Will the “sequester,” the automatic spending cuts resulting from a political stalemate, really be that bad?
The question is cropping up, in part, because the days since the spending restraint took effect, on March 1, haven’t exactly been filled with layoff announcements.
Instead, one prominent headline has been about Education Secretary Arne Duncan retracting a statement that teachers are already getting pink slips because of the funding cuts. A blizzard dubbed “snowquester” is doing more to slow air travel than the sequester, despite warnings about a Congress-induced squeeze on air traffic control and security screening.
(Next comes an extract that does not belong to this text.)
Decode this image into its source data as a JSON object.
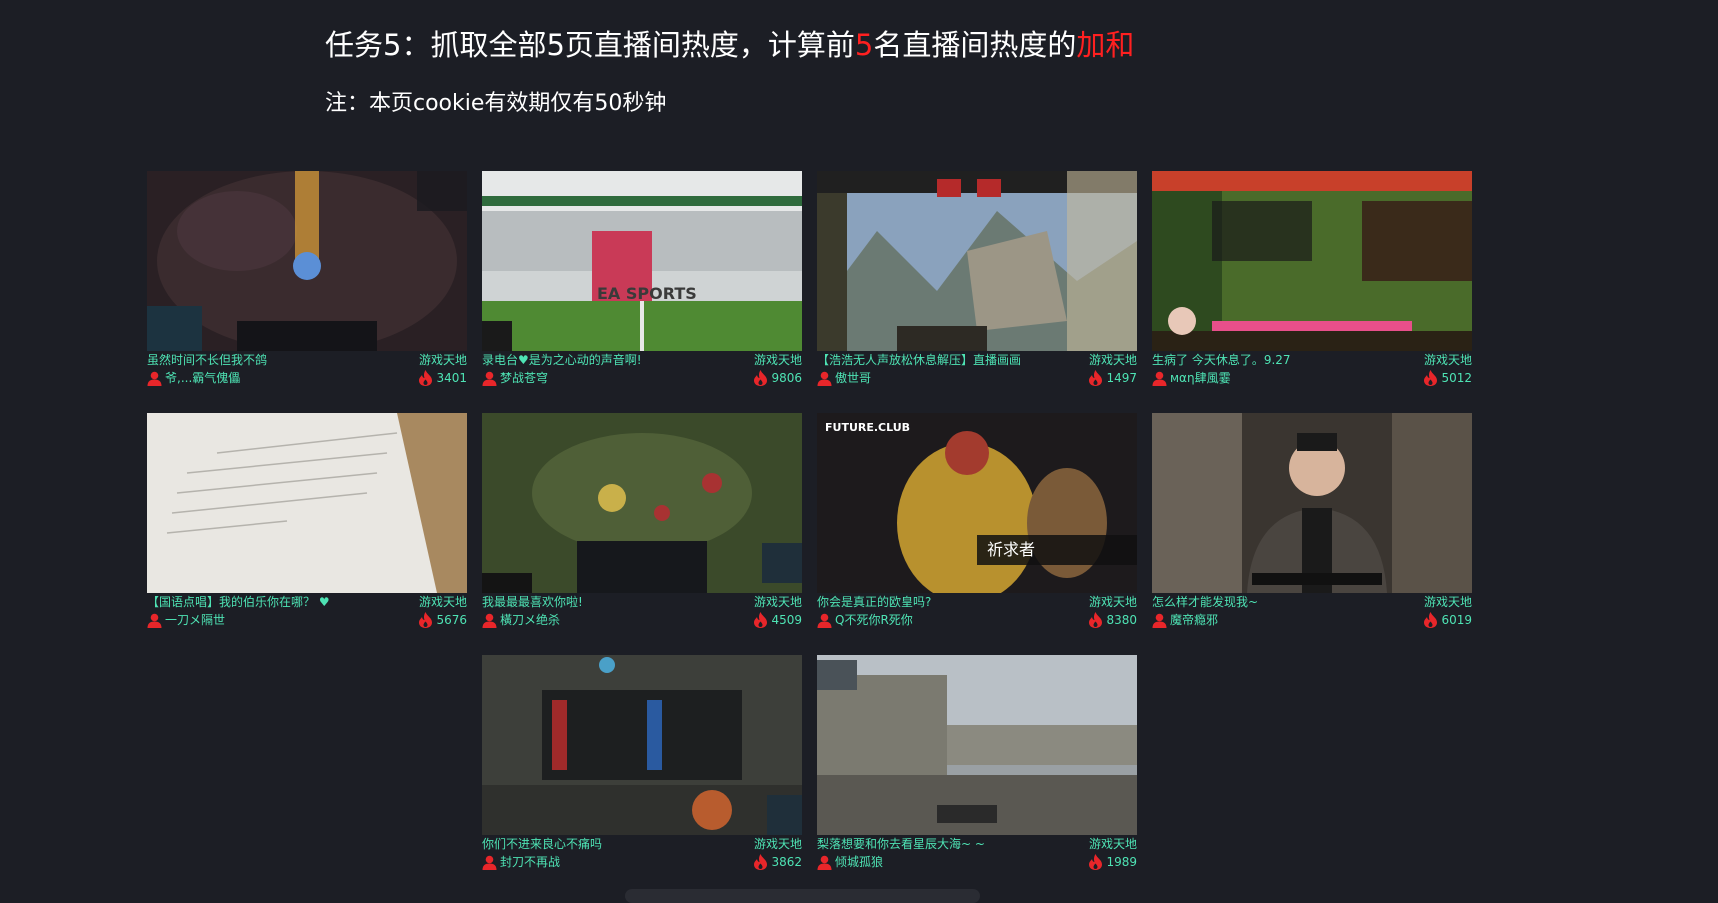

And instead of appearing terrified about economic ripple effects, investors Tuesday pushed the Dow Jones Industrial Average to its first all-time high since 2007.
All that might suggest the sequester “bang” is turning into a whimper, and that any job impact will be minimal.
Maybe that will prove to be the case. But many economists predict that, if the sequester or cuts of similar magnitude stay in place, the president’s job-cut forecast may not be far off.
He says the sequester’s ripple effects on US consumption would likely shave 0.6 percentage points from gross domestic product for the year.
“That would normally lead to a loss of jobs of roughly that magnitude,” he says, referring to the CBO’s 750,000 figure.
Agreement on the number isn’t universal. Economists at Macroeconomic Advisers and Bank of America Merrill Lynch have forecasts similar to the CBO’s, while some forecasters have called for job-loss tallies that are much smaller (as few as 250,000) or larger (nearly 2 million).